Top of Data

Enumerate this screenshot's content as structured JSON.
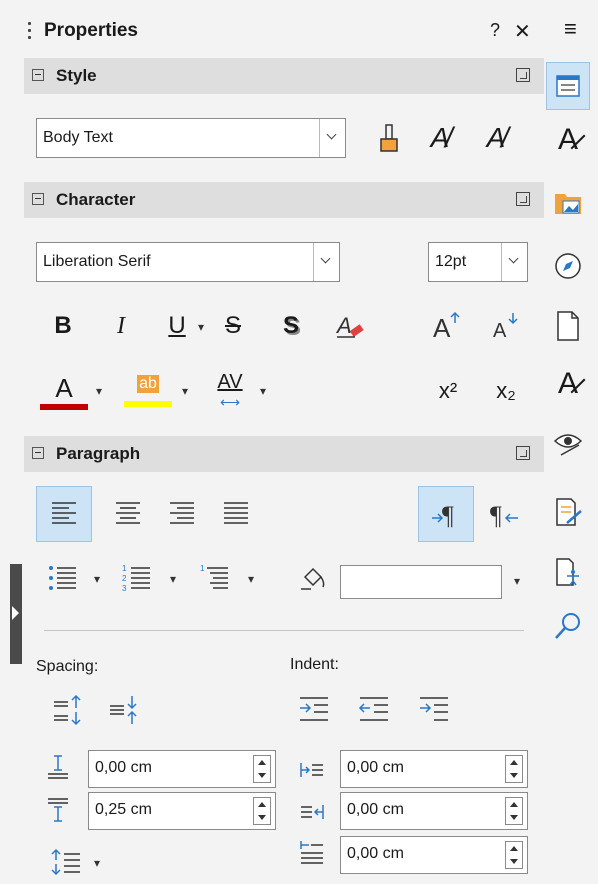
{
  "panel": {
    "title": "Properties",
    "help_label": "?",
    "close_label": "✕",
    "menu_label": "≡"
  },
  "style": {
    "header": "Style",
    "paragraph_style": "Body Text"
  },
  "character": {
    "header": "Character",
    "font_name": "Liberation Serif",
    "font_size": "12pt",
    "bold_label": "B",
    "italic_label": "I",
    "underline_label": "U",
    "strike_label": "S",
    "shadow_label": "S",
    "superscript_label": "x²",
    "subscript_label": "x₂",
    "font_color_label": "A",
    "highlight_label": "ab",
    "spacing_label": "AV",
    "font_color": "#c00000",
    "highlight_color": "#ffff00"
  },
  "paragraph": {
    "header": "Paragraph",
    "spacing_label": "Spacing:",
    "indent_label": "Indent:",
    "above_spacing": "0,00 cm",
    "below_spacing": "0,25 cm",
    "before_indent": "0,00 cm",
    "after_indent": "0,00 cm",
    "first_line_indent": "0,00 cm",
    "list_style": ""
  },
  "colors": {
    "accent": "#2a78c8",
    "selected_bg": "#cde4f7",
    "header_bg": "#dedede",
    "panel_bg": "#f3f3f3"
  }
}
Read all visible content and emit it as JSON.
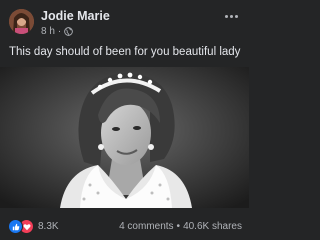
{
  "post": {
    "author": "Jodie Marie",
    "time": "8 h",
    "separator": "·",
    "caption": "This day should of been for you beautiful lady",
    "reactions_count": "8.3K",
    "comments": "4 comments",
    "stats_separator": "•",
    "shares": "40.6K shares"
  },
  "icons": {
    "privacy": "globe-icon",
    "more": "more-options-icon",
    "reaction_1": "like-icon",
    "reaction_2": "love-icon"
  },
  "colors": {
    "background": "#242526",
    "text_primary": "#e4e6eb",
    "text_secondary": "#b0b3b8",
    "like_blue": "#1877f2",
    "love_red": "#f33e58"
  }
}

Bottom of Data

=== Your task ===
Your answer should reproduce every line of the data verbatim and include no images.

=== Output below ===
Enumerate this screenshot's content as structured JSON.
{
  "panel": {
    "title": "Properties",
    "help_label": "?",
    "close_label": "✕",
    "menu_label": "≡"
  },
  "style": {
    "header": "Style",
    "paragraph_style": "Body Text"
  },
  "character": {
    "header": "Character",
    "font_name": "Liberation Serif",
    "font_size": "12pt",
    "bold_label": "B",
    "italic_label": "I",
    "underline_label": "U",
    "strike_label": "S",
    "shadow_label": "S",
    "superscript_label": "x²",
    "subscript_label": "x₂",
    "font_color_label": "A",
    "highlight_label": "ab",
    "spacing_label": "AV",
    "font_color": "#c00000",
    "highlight_color": "#ffff00"
  },
  "paragraph": {
    "header": "Paragraph",
    "spacing_label": "Spacing:",
    "indent_label": "Indent:",
    "above_spacing": "0,00 cm",
    "below_spacing": "0,25 cm",
    "before_indent": "0,00 cm",
    "after_indent": "0,00 cm",
    "first_line_indent": "0,00 cm",
    "list_style": ""
  },
  "colors": {
    "accent": "#2a78c8",
    "selected_bg": "#cde4f7",
    "header_bg": "#dedede",
    "panel_bg": "#f3f3f3"
  }
}
Read all visible content and emit it as JSON.
{
  "post": {
    "author": "Jodie Marie",
    "time": "8 h",
    "separator": "·",
    "caption": "This day should of been for you beautiful lady",
    "reactions_count": "8.3K",
    "comments": "4 comments",
    "stats_separator": "•",
    "shares": "40.6K shares"
  },
  "icons": {
    "privacy": "globe-icon",
    "more": "more-options-icon",
    "reaction_1": "like-icon",
    "reaction_2": "love-icon"
  },
  "colors": {
    "background": "#242526",
    "text_primary": "#e4e6eb",
    "text_secondary": "#b0b3b8",
    "like_blue": "#1877f2",
    "love_red": "#f33e58"
  }
}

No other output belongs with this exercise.